Longino, Helen “Pornography, Oppression and Freedom: A Closer Look.” The Problem of Pornography. Ed. Susan Dwyer. Belmont, Calif.: Wadsworth Pub. Co., 1995. Print.

Pilcher, Tim. Erotic Comics: A Graphic History. Volume 1. From Birth to the 1970s. Cambridge, England: Ilex Press, 2008. Print.

Robbins, Trina. From Girls to Grrrlz: A History of Venus, Symbole for Female Comics from Teens to Zines. San Francisco: Chronicle Books, 1999. Print.

Ross, Andrew. No Respect: Intellectuals and Popular Culture. New York: Routledge, 1989. Print.

Seveso, Gabriella. Fumette: Valentina, Eva Kant, Lara Croft e Le Altre. 1st ed. 2 Vo.. Milano: UNICOPLI, 2000. Print.

Shamoon, Deborah. “Office Sluts and Rebel Flowers: The Pleasures of Japanese Pornographic Comics for Women.” Porn Studies. Ed. Linda Williams. Durham: Duke University Press, 2004. Print.

Silverman, Kaja. Male Subjectivity at the Margins. New York: Routledge, 1992. Print.

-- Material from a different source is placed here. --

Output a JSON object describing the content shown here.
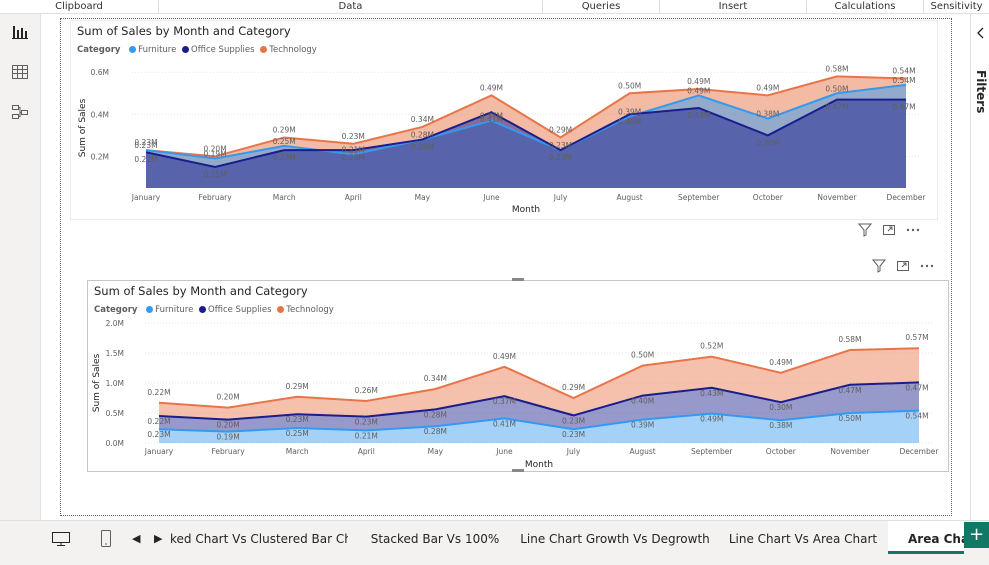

Tobin, Robert. “Masochism and Identity.” One Hundred Years of Masochism: Literary Texts, Social and Cultural Contexts. Ed. Michael C. Finke and Carl Niekerk. 10 Vol. Amsterdam: Rodopi, 2000. Print.

Williams, Linda. Hard Core: Power, Pleasure and the “Frenzy of the Visible.” Berkeley and Los Angeles, CA: University of California Press, 1989. Print.

Related Articles